It should also be noted that the sensing of the voltage across the metering or calibrated shunt device 43 can be used to switch another circuit "on" or "off" depending on the variation of the voltage at the metering shunt device 43 and a suitable switching circuit (not illustrated) could be connected to the terminals 161a and 127a or directly to the shunt device 43 at the calibration points.
|Cited Patent||Filing date||Publication date||Applicant||Title|
|US3258562 *||Oct 21, 1965||Jun 28, 1966||Gen Electric||Electric circuit protective device with energy diverting means|
|US3290627 *||Apr 26, 1965||Dec 6, 1966||Heinemann Electric Co||Circuit breaker|
|US3329913 *||Jan 28, 1966||Jul 4, 1967||Heinemann Electric Co||Circuit breaker mechanism|
|US4071836 *||Sep 7, 1976||Jan 31, 1978||Square D Company||Current limiting circuit breaker|
|US4492941 *||Feb 18, 1983||Jan 8, 1985||Heinemann Electric Company||Circuit breaker comprising parallel connected sections|
|Citing Patent||Filing date||Publication date||Applicant||Title|
|US4743875 *||Jul 22, 1986||May 10, 1988||Westinghouse Electric Corp.||Circuit breaker having a direct current measuring shunt|
|US4935709 *||Oct 24, 1988||Jun 19, 1990||Samuel Singer||Switchable coupling apparatus for television receiver only installation|

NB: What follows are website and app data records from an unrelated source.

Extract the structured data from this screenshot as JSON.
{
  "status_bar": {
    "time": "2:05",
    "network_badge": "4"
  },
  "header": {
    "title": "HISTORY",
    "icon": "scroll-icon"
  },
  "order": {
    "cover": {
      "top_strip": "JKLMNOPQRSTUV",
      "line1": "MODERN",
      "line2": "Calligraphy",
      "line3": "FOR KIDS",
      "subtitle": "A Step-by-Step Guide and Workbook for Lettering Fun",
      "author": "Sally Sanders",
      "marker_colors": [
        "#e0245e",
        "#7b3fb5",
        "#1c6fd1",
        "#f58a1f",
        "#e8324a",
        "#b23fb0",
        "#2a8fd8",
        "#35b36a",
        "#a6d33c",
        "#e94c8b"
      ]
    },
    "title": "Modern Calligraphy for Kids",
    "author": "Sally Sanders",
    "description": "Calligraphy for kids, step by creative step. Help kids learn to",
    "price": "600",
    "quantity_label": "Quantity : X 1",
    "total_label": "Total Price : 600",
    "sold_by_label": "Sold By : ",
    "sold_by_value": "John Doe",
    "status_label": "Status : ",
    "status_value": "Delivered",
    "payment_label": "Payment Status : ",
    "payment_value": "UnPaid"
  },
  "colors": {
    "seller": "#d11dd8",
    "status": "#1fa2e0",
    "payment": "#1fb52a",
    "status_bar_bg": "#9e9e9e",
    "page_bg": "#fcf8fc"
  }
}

|US5939991 *||Oct 22, 1996||Aug 17, 1999||Eaton Corporation||Circuit breaker with current level indicator|
|US7119642 *||Aug 18, 2004||Oct 10, 2006||Eaton Corporation||Paralleled circuit breaker with conductive elements having thermally stable resistance, and associated method|
|US20060038448 *||Aug 18, 2004||Feb 23, 2006||Flores Jose G||Paralleled circuit breaker with conductive elements having thermally stable resistance, and associated method|

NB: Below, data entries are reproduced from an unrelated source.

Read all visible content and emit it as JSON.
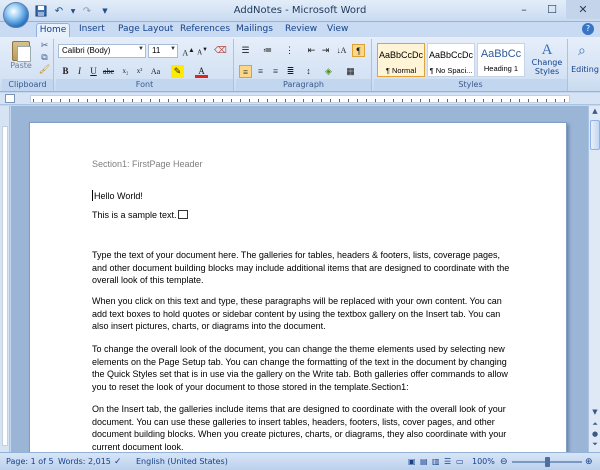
{
  "window": {
    "title": "AddNotes - Microsoft Word"
  },
  "qat_icons": [
    "save-icon",
    "undo-icon",
    "redo-icon",
    "customize-icon"
  ],
  "tabs": [
    {
      "label": "Home"
    },
    {
      "label": "Insert"
    },
    {
      "label": "Page Layout"
    },
    {
      "label": "References"
    },
    {
      "label": "Mailings"
    },
    {
      "label": "Review"
    },
    {
      "label": "View"
    }
  ],
  "ribbon": {
    "clipboard": {
      "paste_label": "Paste",
      "group_label": "Clipboard"
    },
    "font": {
      "font_name": "Calibri (Body)",
      "font_size": "11",
      "group_label": "Font"
    },
    "paragraph": {
      "group_label": "Paragraph"
    },
    "styles": {
      "items": [
        {
          "preview": "AaBbCcDc",
          "name": "¶ Normal"
        },
        {
          "preview": "AaBbCcDc",
          "name": "¶ No Spaci..."
        },
        {
          "preview": "AaBbCc",
          "name": "Heading 1"
        }
      ],
      "change_styles_label": "Change Styles",
      "group_label": "Styles"
    },
    "editing": {
      "label": "Editing"
    }
  },
  "document": {
    "header": "Section1: FirstPage Header",
    "lines": [
      "Hello World!",
      "This is a sample text."
    ],
    "paragraphs": [
      "Type the text of your document here. The galleries for tables, headers & footers, lists, coverage pages, and other document building blocks may include additional items that are designed to coordinate with the overall look of this template.",
      "When you click on this text and type, these paragraphs will be replaced with your own content. You can add text boxes to hold quotes or sidebar content by using the textbox gallery on the Insert tab. You can also insert pictures, charts, or diagrams into the document.",
      "To change the overall look of the document, you can change the theme elements used by selecting new elements on the Page Setup tab. You can change the formatting of the text in the document by changing the Quick Styles set that is in use via the gallery on the Write tab. Both galleries offer commands to allow you to reset the look of your document to those stored in the template.Section1:",
      "On the Insert tab, the galleries include items that are designed to coordinate with the overall look of your document. You can use these galleries to insert tables, headers, footers, lists, cover pages, and other document building blocks. When you create pictures, charts, or diagrams, they also coordinate with your current document look."
    ]
  },
  "status": {
    "page": "Page: 1 of 5",
    "words": "Words: 2,015",
    "language": "English (United States)",
    "zoom": "100%"
  }
}
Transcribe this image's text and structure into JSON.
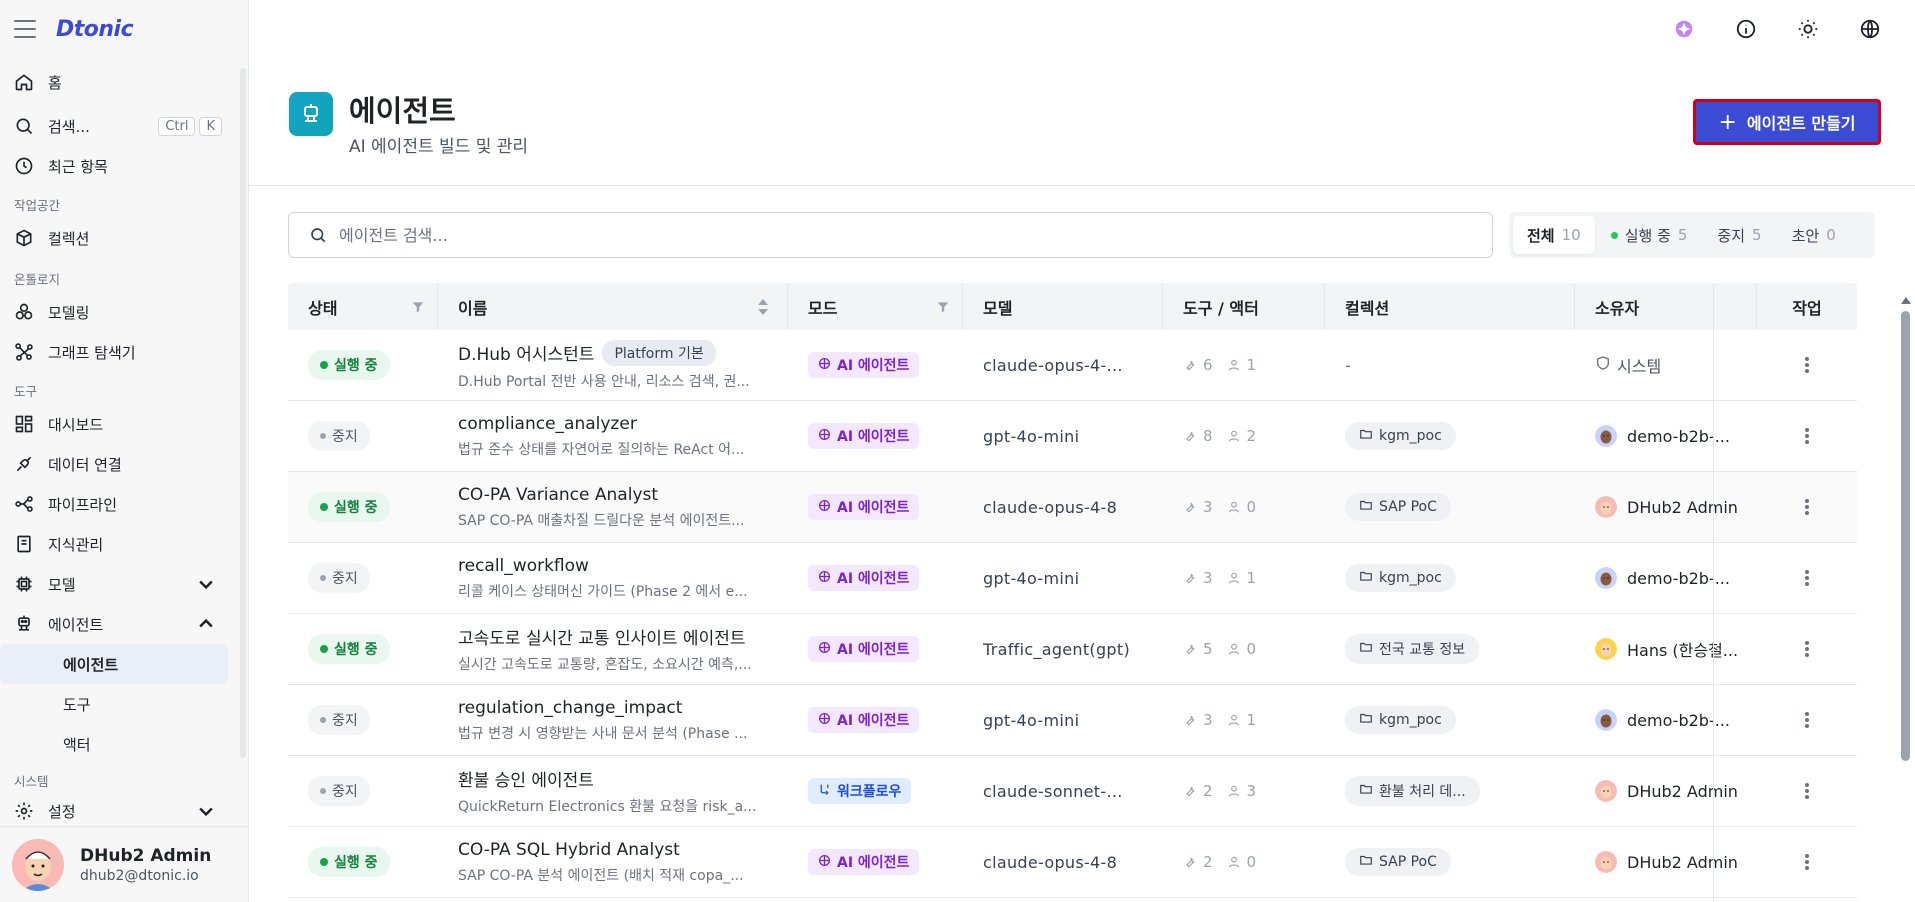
{
  "app": {
    "logo": "Dtonic"
  },
  "sidebar": {
    "home": "홈",
    "search": "검색...",
    "search_kbd": [
      "Ctrl",
      "K"
    ],
    "recent": "최근 항목",
    "sec_workspace": "작업공간",
    "collection": "컬렉션",
    "sec_ontology": "온톨로지",
    "modeling": "모델링",
    "graph": "그래프 탐색기",
    "sec_tools": "도구",
    "dashboard": "대시보드",
    "data_conn": "데이터 연결",
    "pipeline": "파이프라인",
    "knowledge": "지식관리",
    "model": "모델",
    "agent": "에이전트",
    "agent_sub": [
      "에이전트",
      "도구",
      "액터"
    ],
    "sec_system": "시스템",
    "settings": "설정",
    "user": {
      "name": "DHub2 Admin",
      "email": "dhub2@dtonic.io"
    }
  },
  "header": {
    "title": "에이전트",
    "subtitle": "AI 에이전트 빌드 및 관리",
    "create_label": "에이전트 만들기"
  },
  "search": {
    "placeholder": "에이전트 검색..."
  },
  "filters": [
    {
      "label": "전체",
      "count": "10"
    },
    {
      "label": "실행 중",
      "count": "5"
    },
    {
      "label": "중지",
      "count": "5"
    },
    {
      "label": "초안",
      "count": "0"
    }
  ],
  "table": {
    "headers": [
      "상태",
      "이름",
      "모드",
      "모델",
      "도구 / 액터",
      "컬렉션",
      "소유자",
      "작업"
    ],
    "rows": [
      {
        "status": "실행 중",
        "running": true,
        "name": "D.Hub 어시스턴트",
        "tag": "Platform 기본",
        "desc": "D.Hub Portal 전반 사용 안내, 리소스 검색, 권...",
        "mode": "AI 에이전트",
        "mode_type": "ai",
        "model": "claude-opus-4-...",
        "tools": "6",
        "actors": "1",
        "collection": "-",
        "owner": "시스템",
        "owner_type": "system"
      },
      {
        "status": "중지",
        "running": false,
        "name": "compliance_analyzer",
        "tag": "",
        "desc": "법규 준수 상태를 자연어로 질의하는 ReAct 어...",
        "mode": "AI 에이전트",
        "mode_type": "ai",
        "model": "gpt-4o-mini",
        "tools": "8",
        "actors": "2",
        "collection": "kgm_poc",
        "owner": "demo-b2b-...",
        "owner_type": "demo"
      },
      {
        "status": "실행 중",
        "running": true,
        "name": "CO-PA Variance Analyst",
        "tag": "",
        "desc": "SAP CO-PA 매출차질 드릴다운 분석 에이전트...",
        "mode": "AI 에이전트",
        "mode_type": "ai",
        "model": "claude-opus-4-8",
        "tools": "3",
        "actors": "0",
        "collection": "SAP PoC",
        "owner": "DHub2 Admin",
        "owner_type": "admin"
      },
      {
        "status": "중지",
        "running": false,
        "name": "recall_workflow",
        "tag": "",
        "desc": "리콜 케이스 상태머신 가이드 (Phase 2 에서 e...",
        "mode": "AI 에이전트",
        "mode_type": "ai",
        "model": "gpt-4o-mini",
        "tools": "3",
        "actors": "1",
        "collection": "kgm_poc",
        "owner": "demo-b2b-...",
        "owner_type": "demo"
      },
      {
        "status": "실행 중",
        "running": true,
        "name": "고속도로 실시간 교통 인사이트 에이전트",
        "tag": "",
        "desc": "실시간 고속도로 교통량, 혼잡도, 소요시간 예측,...",
        "mode": "AI 에이전트",
        "mode_type": "ai",
        "model": "Traffic_agent(gpt)",
        "tools": "5",
        "actors": "0",
        "collection": "전국 교통 정보",
        "owner": "Hans (한승철...",
        "owner_type": "hans"
      },
      {
        "status": "중지",
        "running": false,
        "name": "regulation_change_impact",
        "tag": "",
        "desc": "법규 변경 시 영향받는 사내 문서 분석 (Phase ...",
        "mode": "AI 에이전트",
        "mode_type": "ai",
        "model": "gpt-4o-mini",
        "tools": "3",
        "actors": "1",
        "collection": "kgm_poc",
        "owner": "demo-b2b-...",
        "owner_type": "demo"
      },
      {
        "status": "중지",
        "running": false,
        "name": "환불 승인 에이전트",
        "tag": "",
        "desc": "QuickReturn Electronics 환불 요청을 risk_a...",
        "mode": "워크플로우",
        "mode_type": "wf",
        "model": "claude-sonnet-...",
        "tools": "2",
        "actors": "3",
        "collection": "환불 처리 데...",
        "owner": "DHub2 Admin",
        "owner_type": "admin"
      },
      {
        "status": "실행 중",
        "running": true,
        "name": "CO-PA SQL Hybrid Analyst",
        "tag": "",
        "desc": "SAP CO-PA 분석 에이전트 (배치 적재 copa_...",
        "mode": "AI 에이전트",
        "mode_type": "ai",
        "model": "claude-opus-4-8",
        "tools": "2",
        "actors": "0",
        "collection": "SAP PoC",
        "owner": "DHub2 Admin",
        "owner_type": "admin"
      }
    ]
  },
  "colors": {
    "accent": "#3b4bd3",
    "running": "#16a34a",
    "ai_mode": "#7e22ce",
    "wf_mode": "#1d4ed8"
  },
  "icons": [
    "hamburger-icon",
    "home-icon",
    "search-icon",
    "clock-icon",
    "box-icon",
    "modeling-icon",
    "graph-icon",
    "dashboard-icon",
    "plug-icon",
    "pipeline-icon",
    "book-icon",
    "chip-icon",
    "robot-icon",
    "gear-icon",
    "ai-sparkle-icon",
    "info-icon",
    "sun-icon",
    "globe-icon",
    "plus-icon",
    "filter-icon",
    "sort-icon",
    "wrench-icon",
    "user-icon",
    "folder-icon",
    "shield-icon",
    "kebab-icon"
  ]
}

|U.S. Classification||335/41, 335/42, 324/424|
|International Classification||G01R31/327, H01H71/00, H01H71/08|
|Cooperative Classification||H01H71/00, H01H71/08, G01R31/3277|
|European Classification||G01R31/327C, H01H71/00|
|Jul 10, 1984||AS||Assignment|
Owner name: HEINEMANN ELECTRIC COMPANY, LAWRENCEVILLE, NJ A NJ
Free format text: ASSIGNMENT OF ASSIGNORS INTEREST.;ASSIGNOR:NAGEL, HARRY H.;REEL/FRAME:004314/0456
Effective date: 19840705
Owner name: HEINEMANN ELECTRIC COMPANY, A NJ CORP,NEW JERSEY
Free format text: ASSIGNMENT OF ASSIGNORS INTEREST;ASSIGNOR:NAGEL, HARRY H.;REEL/FRAME:004314/0456
Effective date: 19840705
|Apr 26, 1989||FPAY||Fee payment|
Year of fee payment: 4
|Mar 8, 1993||AS||Assignment|
Owner name: EATON CORPORATION, OHIO
Free format text: ASSIGNMENT OF ASSIGNORS INTEREST.;ASSIGNOR:HEINEMANN ELECTRIC COMPANY;REEL/FRAME:006442/0158
Effective date: 19930118
|Sep 27, 1993||FPAY||Fee payment|
Year of fee payment: 8
|Sep 29, 1997||FPAY||Fee payment|
Year of fee payment: 12